“I walked out of there thinking I must terminate out of my best interest, otherwise I’d likely be risking my life, and I have a 6-year-old to think of,” she said. “So far in this journey, we have gone from okay, we can save both, we can save none, we can save one. It’s been a roller coaster.”
McCullough named the twins, Hannah and Olivia.
Doctors diagnosed them with Thoraco-omphalo-ischiopagus-tripus conjoinment, meaning the girls are joined from mid-chest to the pelvis. They share an abdomen, liver and intestinal tract.
They have two separate hearts, kidneys and three legs.
Hannah is the healthier twin, while Olivia has a weak heart and a congenital brain malformation called a Dandy Walker variant.
“The cards are stacked against us. The reality right now is there is nothing they can do for Olivia. That is very hard to accept. People have asked me if I am ready for that. Course I’m not, nobody is. I don’t think you can prepare for losing a child,” she said.
In order to save Hannah, doctors believe they will have to perform an EXIT procedure immediately after birth, while the girls are still attached to the placenta.

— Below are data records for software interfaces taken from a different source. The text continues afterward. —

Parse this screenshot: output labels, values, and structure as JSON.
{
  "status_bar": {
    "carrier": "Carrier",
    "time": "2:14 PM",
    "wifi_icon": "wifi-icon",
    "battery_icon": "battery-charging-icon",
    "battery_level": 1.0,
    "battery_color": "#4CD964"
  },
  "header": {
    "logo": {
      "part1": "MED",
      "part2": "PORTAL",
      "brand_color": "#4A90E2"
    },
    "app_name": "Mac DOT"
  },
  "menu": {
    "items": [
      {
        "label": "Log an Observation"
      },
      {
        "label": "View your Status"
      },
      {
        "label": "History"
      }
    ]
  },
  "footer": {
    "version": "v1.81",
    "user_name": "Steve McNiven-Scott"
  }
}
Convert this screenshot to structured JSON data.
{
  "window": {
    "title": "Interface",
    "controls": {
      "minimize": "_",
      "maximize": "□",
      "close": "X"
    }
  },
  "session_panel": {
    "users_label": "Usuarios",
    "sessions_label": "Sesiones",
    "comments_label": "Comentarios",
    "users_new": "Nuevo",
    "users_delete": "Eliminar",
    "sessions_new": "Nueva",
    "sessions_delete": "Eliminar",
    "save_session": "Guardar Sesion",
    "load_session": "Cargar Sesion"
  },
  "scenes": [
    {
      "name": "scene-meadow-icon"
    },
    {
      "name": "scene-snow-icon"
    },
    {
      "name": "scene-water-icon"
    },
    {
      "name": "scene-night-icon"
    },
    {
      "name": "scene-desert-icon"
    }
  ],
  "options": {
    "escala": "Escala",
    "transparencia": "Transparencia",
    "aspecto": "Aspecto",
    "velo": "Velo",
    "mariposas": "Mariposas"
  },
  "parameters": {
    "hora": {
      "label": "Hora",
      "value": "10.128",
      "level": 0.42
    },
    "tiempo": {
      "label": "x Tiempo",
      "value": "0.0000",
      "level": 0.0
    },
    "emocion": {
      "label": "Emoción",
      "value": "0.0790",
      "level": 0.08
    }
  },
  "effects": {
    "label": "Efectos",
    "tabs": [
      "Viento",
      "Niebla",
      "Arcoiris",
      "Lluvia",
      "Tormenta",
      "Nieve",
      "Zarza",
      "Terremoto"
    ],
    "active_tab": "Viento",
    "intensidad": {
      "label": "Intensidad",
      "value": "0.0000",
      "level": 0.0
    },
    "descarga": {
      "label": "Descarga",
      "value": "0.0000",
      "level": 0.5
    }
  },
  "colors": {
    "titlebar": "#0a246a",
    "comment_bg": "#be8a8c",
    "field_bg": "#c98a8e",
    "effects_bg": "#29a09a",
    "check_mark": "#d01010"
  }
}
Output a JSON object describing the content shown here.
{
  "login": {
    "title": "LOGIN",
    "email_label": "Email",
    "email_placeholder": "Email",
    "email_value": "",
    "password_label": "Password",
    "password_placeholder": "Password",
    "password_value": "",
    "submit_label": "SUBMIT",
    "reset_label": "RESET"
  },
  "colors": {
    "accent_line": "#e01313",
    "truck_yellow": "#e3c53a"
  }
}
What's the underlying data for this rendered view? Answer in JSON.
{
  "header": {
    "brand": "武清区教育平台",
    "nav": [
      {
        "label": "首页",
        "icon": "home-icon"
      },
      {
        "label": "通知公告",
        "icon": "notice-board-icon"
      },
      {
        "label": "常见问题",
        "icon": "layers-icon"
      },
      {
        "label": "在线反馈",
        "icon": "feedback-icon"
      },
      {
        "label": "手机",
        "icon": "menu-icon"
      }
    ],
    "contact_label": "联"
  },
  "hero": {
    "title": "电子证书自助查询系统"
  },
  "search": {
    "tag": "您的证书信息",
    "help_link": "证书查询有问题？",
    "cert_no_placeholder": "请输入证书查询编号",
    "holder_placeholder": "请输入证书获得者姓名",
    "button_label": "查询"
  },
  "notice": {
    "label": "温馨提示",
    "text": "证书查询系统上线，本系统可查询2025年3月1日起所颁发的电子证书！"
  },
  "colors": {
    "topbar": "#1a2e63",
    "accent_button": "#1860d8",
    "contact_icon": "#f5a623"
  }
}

“When we disconnect the umbilical cord, they will have to do a lot more for themselves that Amber is doing for them now, and so that is going to be the big trial. The babies would likely fail rapidly after delivery, so their best hope, or Hannah’s best hope, would likely be for starting that separation procedure while still attached to the placenta,” said Dr. Tracy Prosen, the Fetal Diagnosis and Treatment Center director.
“There are few things sacred in life. Your children will always make the top of that list, and of those few things sacred in life, they are always worth fighting for, even if you lose the battle,” McCullough said. “I will never quit. I will never accept defeat. I will never leave a fallen soldier. Why don’t my kids deserve that same kind of commitment?”